July 12, 2024
Annapolis, US 77 F

Profs and Pints: Horror as Queer

The genre of horror has long riffed off of our social and cultural anxieties, including those related to gender and sexuality. A full quarter century before Bram Stoker wrote Dracula the Irish author Sheridan Le Fanu gave rise to Carmilla, a female vampire who appeared to seek women for reasons that extended beyond the blood in their veins. When the German expressionist film director F.W. Murnau brought a version ofDracula to the big screen in the silent movie Nosferatu, the gay undertones of the lead character and his actions were unmistakable. In the ensuing years we’d see queer horror film characters banned, vilified, exalted, and urging us to dance the time warp. We’d never see them go away. 

Profs and Pints is bringing to the Graduate Annapolis a film scholar to Annapolis to discuss.  (Date: July 9, 2024, 5:30PM)

You can gain a much richer perspective on the queer characters lurking in (and out) of the closet in horror movies when the film scholar May Santiago comes to the Trophy Room of the Graduate Annapolis on July 9th. In a talk that has received rave reviews from audiences in Washington D.C. and Baltimore, she’ll make you a much more sophisticated and appreciative viewer of horror films and much more attuned to the messages about gender and sexuality that many convey. You’ll probably leave thinking about the movies you can’t wait to see.

Here are details of the upcoming talk:

“Horror as Queer,” is a look at the influence and depiction of queerness in horror films, with May Santiago, adjunct professor of film studies at George Mason University and producer of the podcast Horrorspiria.
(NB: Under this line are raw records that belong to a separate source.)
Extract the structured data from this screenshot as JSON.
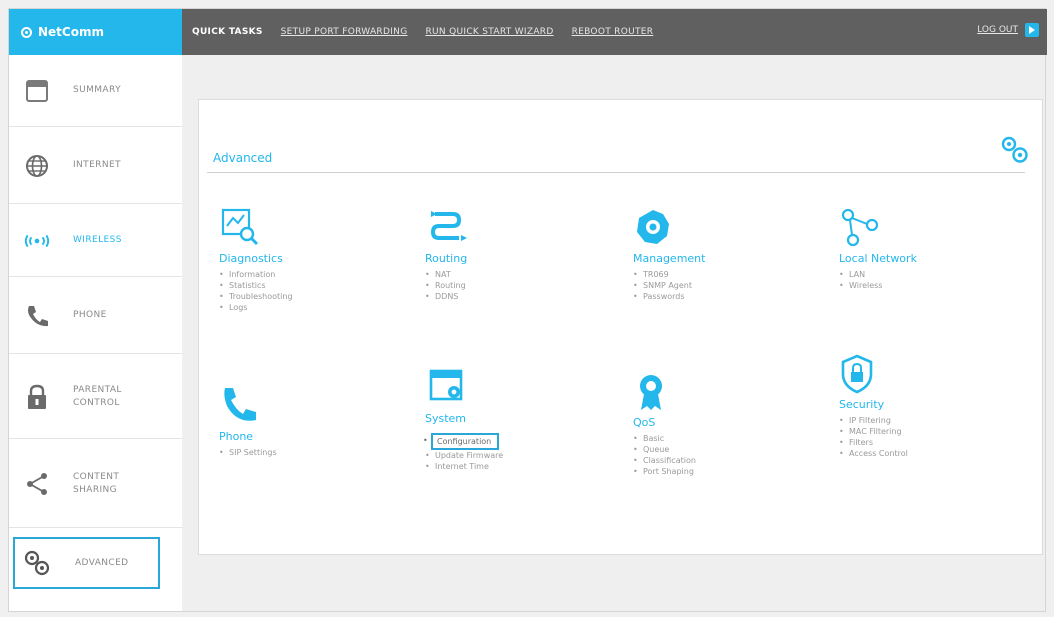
{
  "brand": {
    "name": "NetComm"
  },
  "topnav": {
    "items": [
      {
        "label": "QUICK TASKS"
      },
      {
        "label": "SETUP PORT FORWARDING"
      },
      {
        "label": "RUN QUICK START WIZARD"
      },
      {
        "label": "REBOOT ROUTER"
      }
    ],
    "logout": "LOG OUT"
  },
  "sidebar": {
    "items": [
      {
        "label": "SUMMARY",
        "icon": "summary-icon"
      },
      {
        "label": "INTERNET",
        "icon": "globe-icon"
      },
      {
        "label": "WIRELESS",
        "icon": "wireless-icon"
      },
      {
        "label": "PHONE",
        "icon": "phone-icon"
      },
      {
        "label": "PARENTAL CONTROL",
        "icon": "lock-icon"
      },
      {
        "label": "CONTENT SHARING",
        "icon": "share-icon"
      },
      {
        "label": "ADVANCED",
        "icon": "gears-icon"
      }
    ]
  },
  "main": {
    "title": "Advanced",
    "groups": [
      {
        "title": "Diagnostics",
        "icon": "diagnostics-icon",
        "items": [
          "Information",
          "Statistics",
          "Troubleshooting",
          "Logs"
        ]
      },
      {
        "title": "Routing",
        "icon": "routing-icon",
        "items": [
          "NAT",
          "Routing",
          "DDNS"
        ]
      },
      {
        "title": "Management",
        "icon": "management-icon",
        "items": [
          "TR069",
          "SNMP Agent",
          "Passwords"
        ]
      },
      {
        "title": "Local Network",
        "icon": "local-network-icon",
        "items": [
          "LAN",
          "Wireless"
        ]
      },
      {
        "title": "Phone",
        "icon": "phone-icon",
        "items": [
          "SIP Settings"
        ]
      },
      {
        "title": "System",
        "icon": "system-icon",
        "items": [
          "Configuration",
          "Update Firmware",
          "Internet Time"
        ]
      },
      {
        "title": "QoS",
        "icon": "qos-icon",
        "items": [
          "Basic",
          "Queue",
          "Classification",
          "Port Shaping"
        ]
      },
      {
        "title": "Security",
        "icon": "security-icon",
        "items": [
          "IP Filtering",
          "MAC Filtering",
          "Filters",
          "Access Control"
        ]
      }
    ]
  },
  "colors": {
    "accent": "#23b7ec",
    "topbar": "#606060",
    "background": "#efefef"
  }
}
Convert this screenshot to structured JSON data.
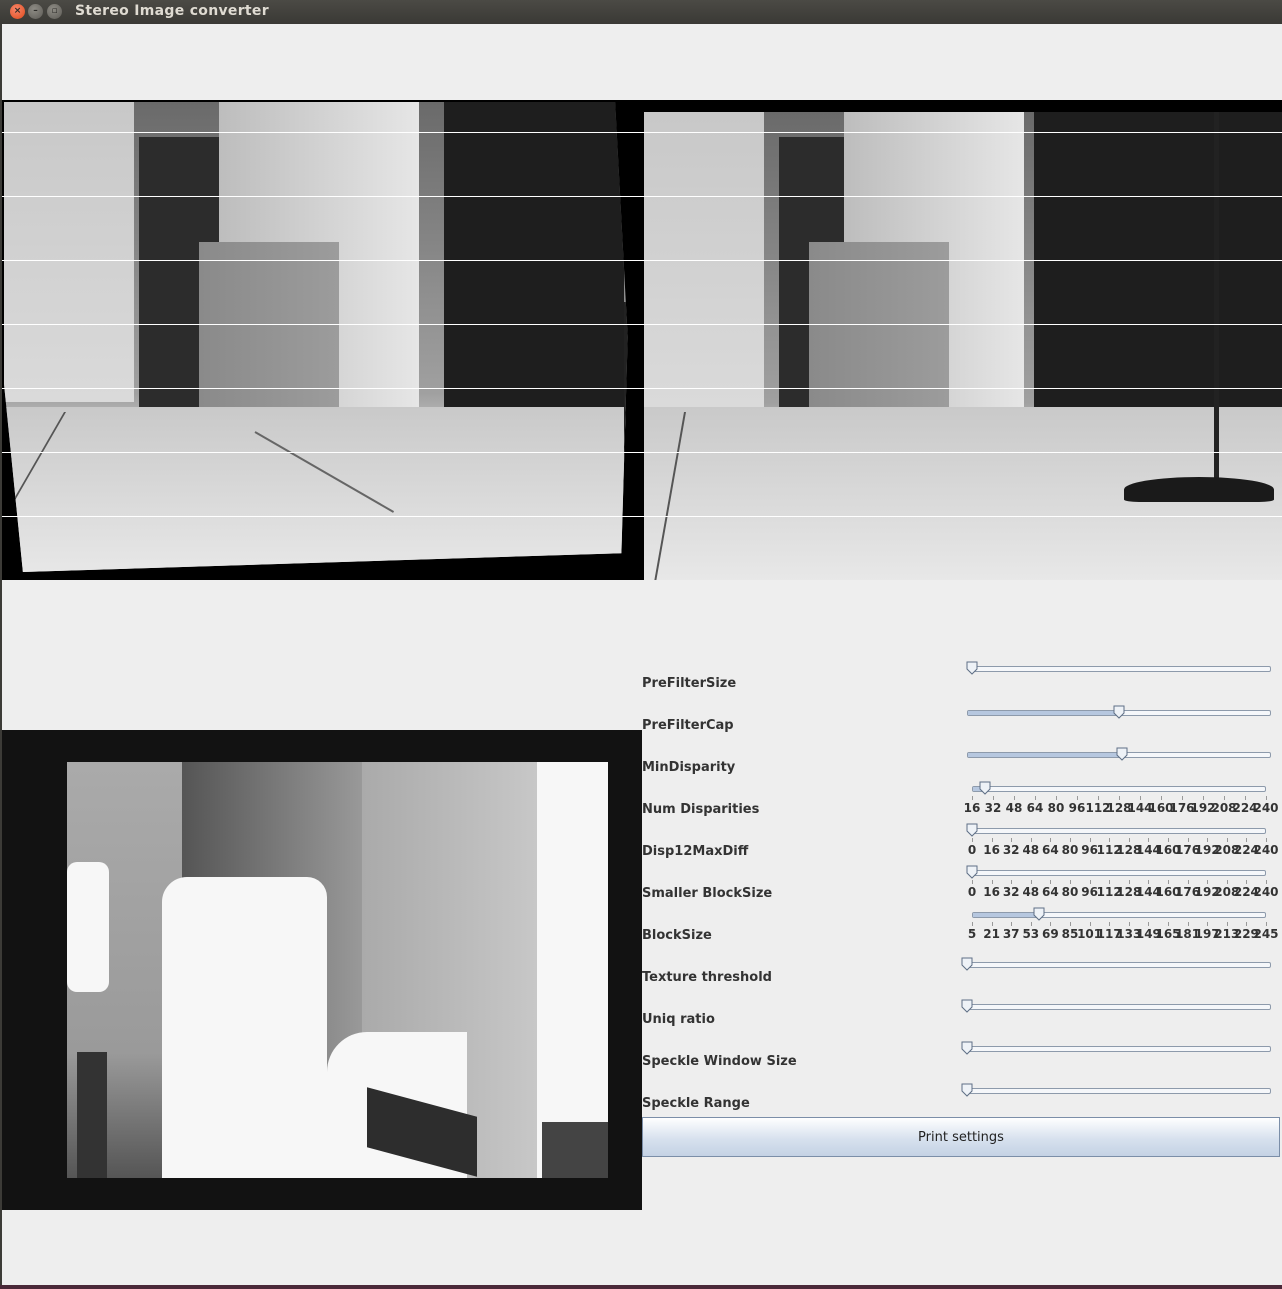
{
  "window": {
    "title": "Stereo Image converter"
  },
  "params": [
    {
      "label": "PreFilterSize",
      "min": 0,
      "max": 100,
      "value": 0
    },
    {
      "label": "PreFilterCap",
      "min": 0,
      "max": 100,
      "value": 50
    },
    {
      "label": "MinDisparity",
      "min": 0,
      "max": 100,
      "value": 51
    },
    {
      "label": "Num Disparities",
      "min": 16,
      "max": 240,
      "value": 26,
      "ticks": [
        "16",
        "32",
        "48",
        "64",
        "80",
        "96",
        "112",
        "128",
        "144",
        "160",
        "176",
        "192",
        "208",
        "224",
        "240"
      ]
    },
    {
      "label": "Disp12MaxDiff",
      "min": 0,
      "max": 240,
      "value": 0,
      "ticks": [
        "0",
        "16",
        "32",
        "48",
        "64",
        "80",
        "96",
        "112",
        "128",
        "144",
        "160",
        "176",
        "192",
        "208",
        "224",
        "240"
      ]
    },
    {
      "label": "Smaller BlockSize",
      "min": 0,
      "max": 240,
      "value": 0,
      "ticks": [
        "0",
        "16",
        "32",
        "48",
        "64",
        "80",
        "96",
        "112",
        "128",
        "144",
        "160",
        "176",
        "192",
        "208",
        "224",
        "240"
      ]
    },
    {
      "label": "BlockSize",
      "min": 5,
      "max": 245,
      "value": 60,
      "ticks": [
        "5",
        "21",
        "37",
        "53",
        "69",
        "85",
        "101",
        "117",
        "133",
        "149",
        "165",
        "181",
        "197",
        "213",
        "229",
        "245"
      ]
    },
    {
      "label": "Texture threshold",
      "min": 0,
      "max": 100,
      "value": 0
    },
    {
      "label": "Uniq ratio",
      "min": 0,
      "max": 100,
      "value": 0
    },
    {
      "label": "Speckle Window Size",
      "min": 0,
      "max": 100,
      "value": 0
    },
    {
      "label": "Speckle Range",
      "min": 0,
      "max": 100,
      "value": 0
    }
  ],
  "print_button": {
    "label": "Print settings"
  },
  "images": {
    "rectified_pair": "rectified-stereo-image",
    "disparity": "disparity-map-image"
  },
  "colors": {
    "accent": "#b6c7df",
    "window_bg": "#eeeeee",
    "titlebar": "#3c3b37"
  }
}
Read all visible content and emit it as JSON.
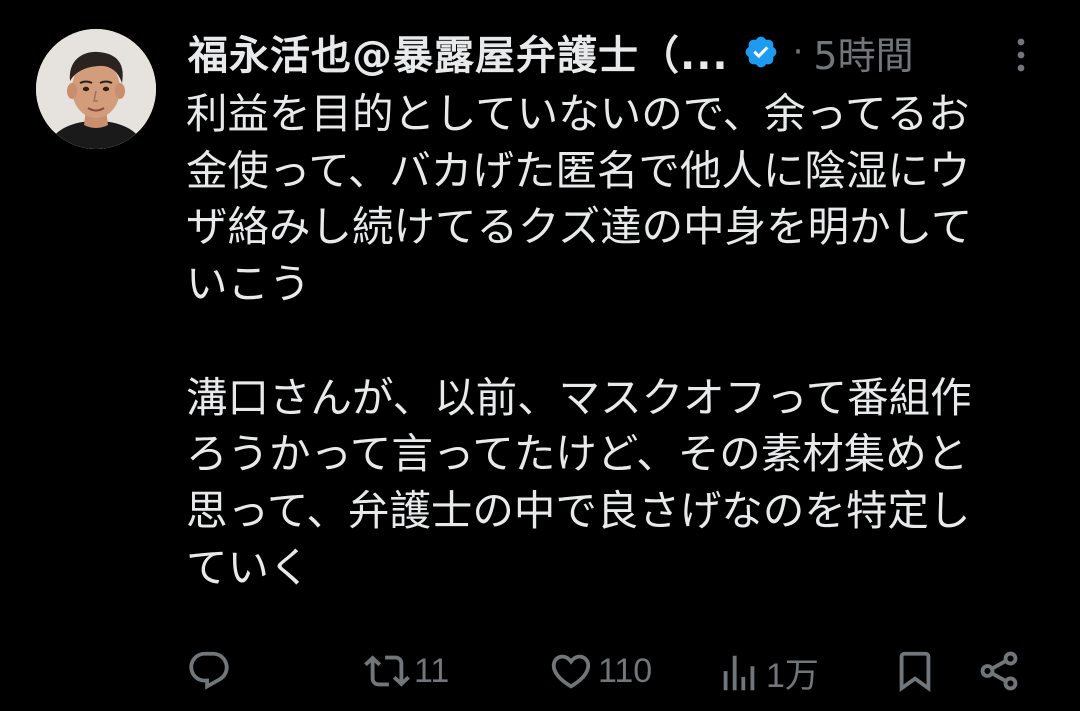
{
  "author": {
    "display_name": "福永活也@暴露屋弁護士（...",
    "verified": true
  },
  "meta": {
    "separator": "·",
    "time_ago": "5時間"
  },
  "body": {
    "paragraph1": [
      "利益を目的としていないので、余ってるお",
      "金使って、バカげた匿名で他人に陰湿にウ",
      "ザ絡みし続けてるクズ達の中身を明かして",
      "いこう"
    ],
    "paragraph2": [
      "溝口さんが、以前、マスクオフって番組作",
      "ろうかって言ってたけど、その素材集めと",
      "思って、弁護士の中で良さげなのを特定し",
      "ていく"
    ]
  },
  "actions": {
    "reply": {
      "icon": "reply-icon",
      "count": ""
    },
    "retweet": {
      "icon": "retweet-icon",
      "count": "11"
    },
    "like": {
      "icon": "heart-icon",
      "count": "110"
    },
    "views": {
      "icon": "views-icon",
      "count": "1万"
    },
    "bookmark": {
      "icon": "bookmark-icon"
    },
    "share": {
      "icon": "share-icon"
    }
  },
  "colors": {
    "background": "#000000",
    "text_primary": "#e7e9ea",
    "text_secondary": "#71767b",
    "verified_badge": "#1d9bf0"
  }
}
Horror was queer long before both Brad and Janet succumbed to the charms of Dr. Frank-N-Further in The Rocky Horror Picture Show. In fact, one could make the argument that, for both better and worse, the history of horror films is the history of queers on film. Film scholar May Santiago will do just that, with plenty of vivid examples, in a talk that has earned rave reviews.

You’ll learn how queer authors, such as F.W. Murnau and James Whale, were there at the very beginning. Murnau played a central role in the German expressionist movement that gave rise to films such as Nosferatu, while Whale left a body of work full of queer codes, including the films FrankensteinThe Old Dark House, and The Invisible Man.

From there, Santiago will discuss how the representational codes established by such queer filmmakers were appropriated throughout the celluloid century by non-queer authors who constructed cinematic horror language that used queerness as shorthand for the monstrous. The result was harmful stereotypes of queer people in films and society, with examples being the stoic psycho lesbian trope embodied by Mrs. Danvers inRebecca, the transgender sex-obsessed serial murderer Norman Bates in Alfred Hitchcock’s Psycho, and the villains of Dressed to Kill and Silence of the Lambs.

Yet, even with these negative portrayals of explicit or implicit queerness, horror cinema’s relationship with queerness and queer audiences has grown stronger with each passing decade, with queer authors and queer audiences reclaiming the monstrosity that created the basis of the horror genre. Santiago will look at how the evolution of horror films coincided with that of queer stereotypes and how queer authors embedded queerness in films that aren’t explicitly queer. Among the questions she’ll tackle: How did we come around to thinking that the Babadook was gay? (Advance tickets: $13.50 plus sales tax and processing fees. Doors: $17, or $15 with a student ID. Doors open at 4 pm and talk starts at 5:30 pm.)

Previous Article

Performance Marketing vs Brand Marketing: A Comparison

Next Article

The Essential Role of Social Workers in Health Settings

You might be interested in …